Gender Relations and Child Food Security in Rural Households -- Implications for Uganda's Nutrition Policy

Kampire, Pamela; Mubangizi, Betty C.
July 2016
Loyola Journal of Social Sciences;Jul-Dec2016, Vol. 30 Issue 2, p213
Academic Journal
In Uganda, there are deliberate efforts aimed at reducing malnutrition through several development partners and appropriate policies. However, although a conducive policy environment exists to allow the proliferation of nutrition interventions in rural Uganda, there has been no enquiry into how such policy, in practice, impacts the intended beneficiaries. In particular, questions remain unanswered with regard to the gender relations at play within households and how this impacts nutrition. This is despite the fact that gender relations form the basis on which decisions on nutrition in the household are made. Accordingly, while Uganda's Nutrition Policy targets a composite and seemingly homogeneous household, it overlooks the gender relations and power dynamics within households.
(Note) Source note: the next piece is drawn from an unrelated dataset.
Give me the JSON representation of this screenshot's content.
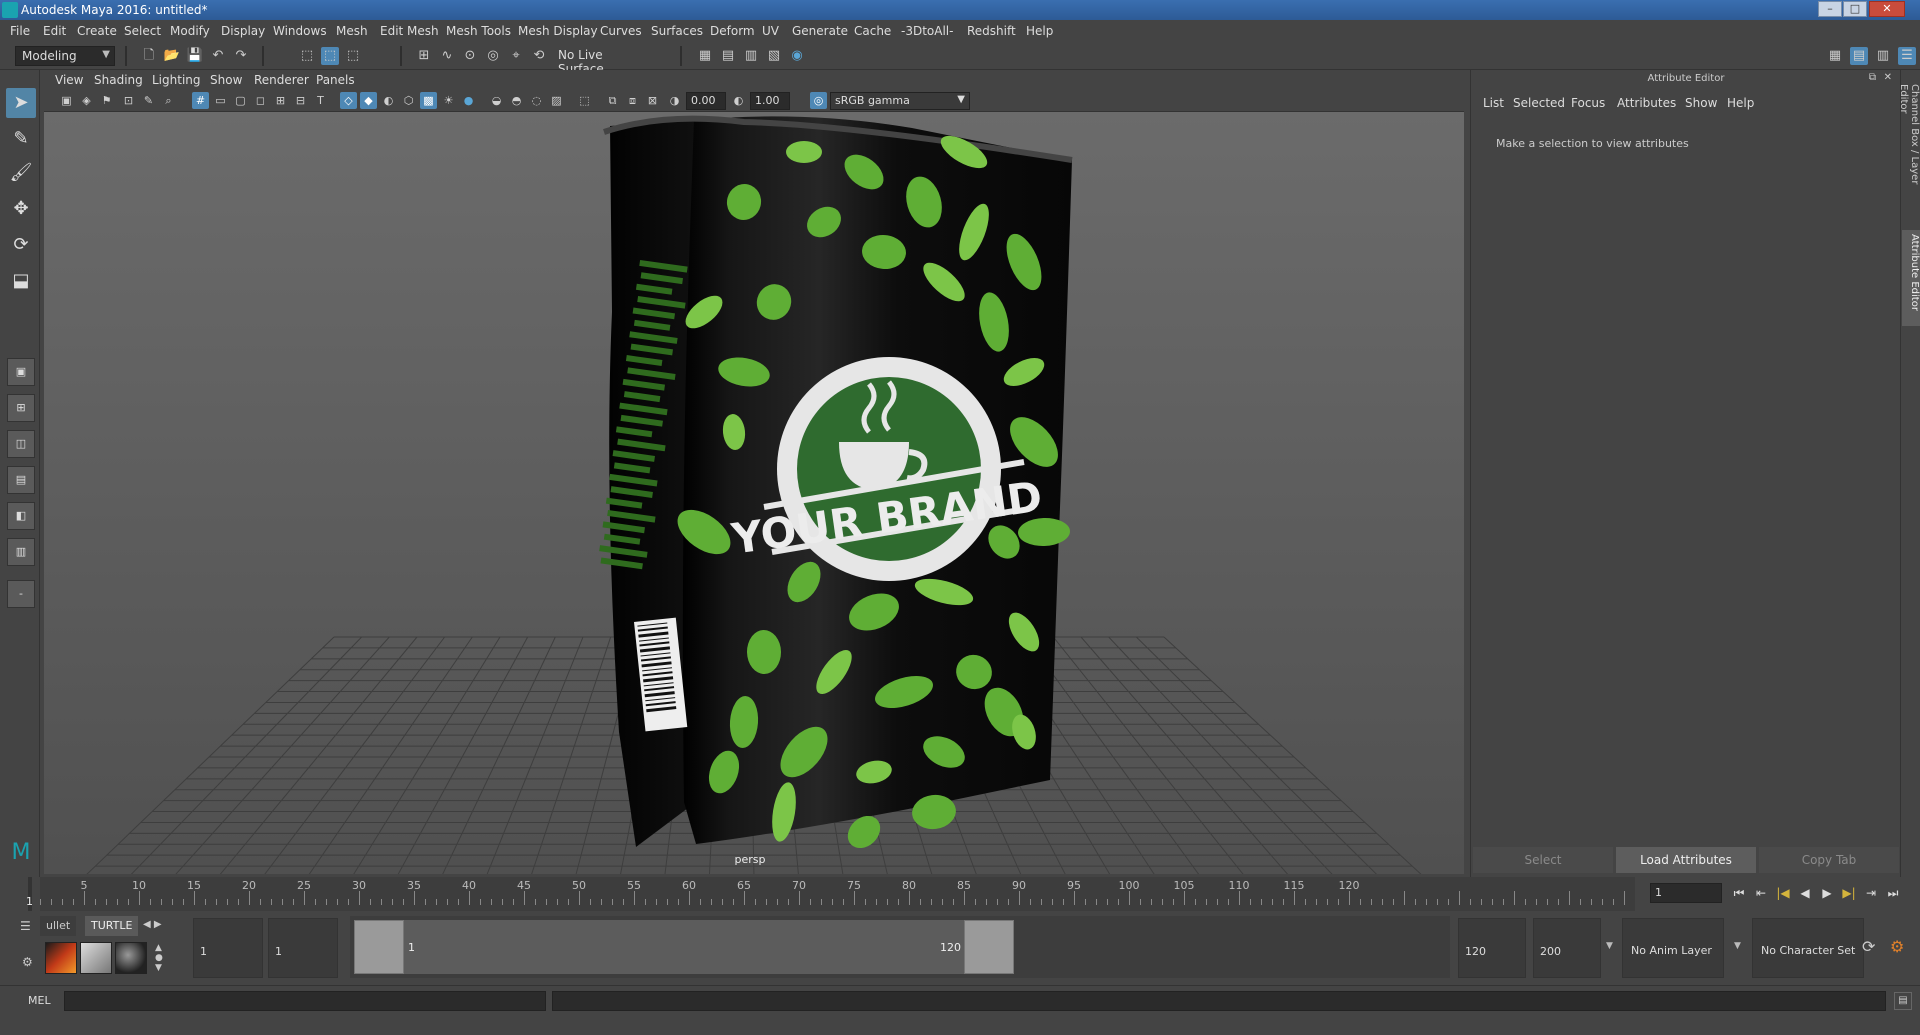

Within households, variously positioned actors ' split on the basis of gender and age ' go through a laborious bargaining regime and make trade-offs in order to benefit from nutrition policies and strategies. Knowledge of how decisions on feeding are made at household level with regard to gender and age, would go a long way to ensuring more effective nutrition policies. This paper reports on a study that set out to establish the influences of gender relations on child nutrition. The study was quantitative and qualitative and used appropriate sampling techniques to choose respondents from selected areas of rural Uganda. Findings suggest a positive correlation between good nutrition status and gender relations. Households with children in the normal nutrition category tend to agree strongly on most of the issues around gender relations ' compared to households with malnourished children. In households where there is equal control of resources, allocation of resources and decision-making between both men and women, the children are likely to have good nutritional status. The opposite is also true ' in households where there is unequal control of resources between men and women, children are likely to have poor nutrition status. In light of these findings, the study recommends that nutrition policies and programmes be premised on an understanding of gender relations in terms of resource control, resource allocation and decision-making within households.



Read the Article


Sorry, but this item is not currently available from your library.

Try another library?
Sign out of this library

Other Topics